Welcome to the Laboratory for Atmospheric and Space Physics. We are so pleased to have Sen. Cory Gardner with us today.
As we just celebrated the birth and independence of our country two days ago, it's easy to recognize how far this country has come in discovery, technology, innovation and education. The nation's research universities have played a big role, including CU-Boulder.
Private corporate research labs like AT&T Bell Labs, IBM and Eastman Kodak are a thing of the past, and research universities are filling the void to advance society and the nation.
Today, about half of all U.S. research citations are generated by just 19 universities in this nation and CU-Boulder is No. 8 on that list.
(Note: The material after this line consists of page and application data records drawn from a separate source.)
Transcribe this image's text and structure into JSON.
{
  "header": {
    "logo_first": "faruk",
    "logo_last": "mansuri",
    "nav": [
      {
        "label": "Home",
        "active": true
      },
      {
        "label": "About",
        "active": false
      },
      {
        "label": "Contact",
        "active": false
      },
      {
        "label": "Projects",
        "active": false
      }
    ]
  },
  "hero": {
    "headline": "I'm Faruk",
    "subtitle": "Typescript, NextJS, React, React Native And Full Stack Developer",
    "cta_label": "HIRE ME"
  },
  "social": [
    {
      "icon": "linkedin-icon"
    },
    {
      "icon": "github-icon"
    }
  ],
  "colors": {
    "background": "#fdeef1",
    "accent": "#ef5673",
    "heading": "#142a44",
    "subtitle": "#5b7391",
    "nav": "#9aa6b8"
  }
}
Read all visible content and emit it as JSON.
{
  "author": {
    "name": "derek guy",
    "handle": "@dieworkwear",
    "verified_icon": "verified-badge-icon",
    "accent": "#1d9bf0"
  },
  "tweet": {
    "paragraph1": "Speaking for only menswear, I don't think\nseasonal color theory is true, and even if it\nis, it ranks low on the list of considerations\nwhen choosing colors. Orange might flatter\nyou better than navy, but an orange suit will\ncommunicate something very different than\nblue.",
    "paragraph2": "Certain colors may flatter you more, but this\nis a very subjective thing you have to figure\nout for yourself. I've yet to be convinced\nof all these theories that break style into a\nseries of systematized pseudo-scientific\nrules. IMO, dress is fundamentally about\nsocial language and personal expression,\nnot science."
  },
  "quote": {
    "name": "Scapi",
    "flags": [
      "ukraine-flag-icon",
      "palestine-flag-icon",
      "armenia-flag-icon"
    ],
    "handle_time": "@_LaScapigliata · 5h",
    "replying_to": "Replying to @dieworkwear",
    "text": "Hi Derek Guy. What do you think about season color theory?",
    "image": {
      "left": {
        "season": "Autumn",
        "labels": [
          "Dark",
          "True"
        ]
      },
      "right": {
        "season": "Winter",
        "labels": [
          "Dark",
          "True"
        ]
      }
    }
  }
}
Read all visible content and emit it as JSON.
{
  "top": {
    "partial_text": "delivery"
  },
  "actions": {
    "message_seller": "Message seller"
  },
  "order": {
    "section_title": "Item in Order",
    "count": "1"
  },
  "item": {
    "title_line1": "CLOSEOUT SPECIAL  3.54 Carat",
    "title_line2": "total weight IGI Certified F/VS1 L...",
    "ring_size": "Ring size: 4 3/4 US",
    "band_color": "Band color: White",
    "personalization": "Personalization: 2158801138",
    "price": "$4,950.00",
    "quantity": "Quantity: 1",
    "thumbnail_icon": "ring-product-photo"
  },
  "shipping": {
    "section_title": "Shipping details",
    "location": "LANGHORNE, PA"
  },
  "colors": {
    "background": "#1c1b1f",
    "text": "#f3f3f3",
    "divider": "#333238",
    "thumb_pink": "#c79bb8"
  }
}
Here at LASP—which operates more space hardware than all other university-based organizations combined—CU’s space research and tech transfer predates NASA. In 1956 LASP scientists spun off rocket-technology to form the aerospace division of Ball Brothers Co.
Since then we have sent an instrument to every planet the solar system. Eight days from today—on July 14—we are excited that New Horizons will fly by Pluto to the frontier of the solar system, after a nine-year journey.
One of the key instruments on New Horizons was built by LASP students and featured in the New York Times recently. It will provide new data on how planets form. It's the first student-built instrument ever to fly on a NASA interplanetary mission. It's gratifying to know that those students are returning to Boulder this week to share the moment of the Pluto flyby.
One of our alumni, Alan Stern, is the NASA Principle Investigator on the New Horizons mission.
Last September our MAVEN spacecraft entered Mars' orbit to solve the mystery of its disappearing atmosphere, which may have implications for our own planet. It is already sending back fabulous data. But MAVEN also speaks to the importance of industry partnership.
While we are leading the science on that mission, MAVEN is a partnership with three of our Colorado space industry partners.
- Lockheed Martin, which built the craft
- United Launch Alliance, which launched it
- and Exelis, which is in charge of deep-space communications.
In all, our MAVEN contract with NASA has returned $300 million to the Colorado economy.
Colorado's space economy ranks among the top 3 in the nation and I'm pleased that we can be major contributors.
Here at LASP, 150 undergraduate and graduate students are employed at any given time. It's one of the most dramatic examples of undergraduate research on the campus. The graduates and undergraduates who work on these projects are the future leaders of the space industry.
Since March of this year, LASP professionals and students have been operating 100 separate instruments on NASA’s Magnetospheric (Magneto-spheric) Multi-scale mission—a $1 billion program to study energy conversion in space plasmas.
Discovery … innovation … tech transfer … education … it all happens right here at LASP — and every day all across campus in a variety of fields and disciplines that move our nation forward.
The work that goes on here at LASP—with researchers, graduate students and undergraduates advancing technology, and learning from each other—is pursued across campus every day in the biosciences, energy development, geosciences, and in STEM education, to name a few.
The future of this country is a skilled technological workforce. And it's also the innovation and industry collaboration that its research universities provide.
Continued federal funding for research universities will preserve and advance our nation's place in the world, and educate our future leaders and pioneers.
We're glad to have you with us today. Thank you for joining us.
Introduce Distinguished Professor Daniel Baker
I would now like to bring up Distinguished Professor Daniel Baker, the director of LASP.
Dr. Baker is a professor in the Department of Astrophysical and Planetary Sciences and a Professor of Physics.
Earlier this year he was appointed the Vikram A. Sarabhai Professor by the Physical Research Laboratory of India.
Professor Sarabhai was the founder of the India space program.
Professor Baker is involved in all the science I just mentioned, and he also is focusing heavily on space weather research and forecasting conditions in the space environment.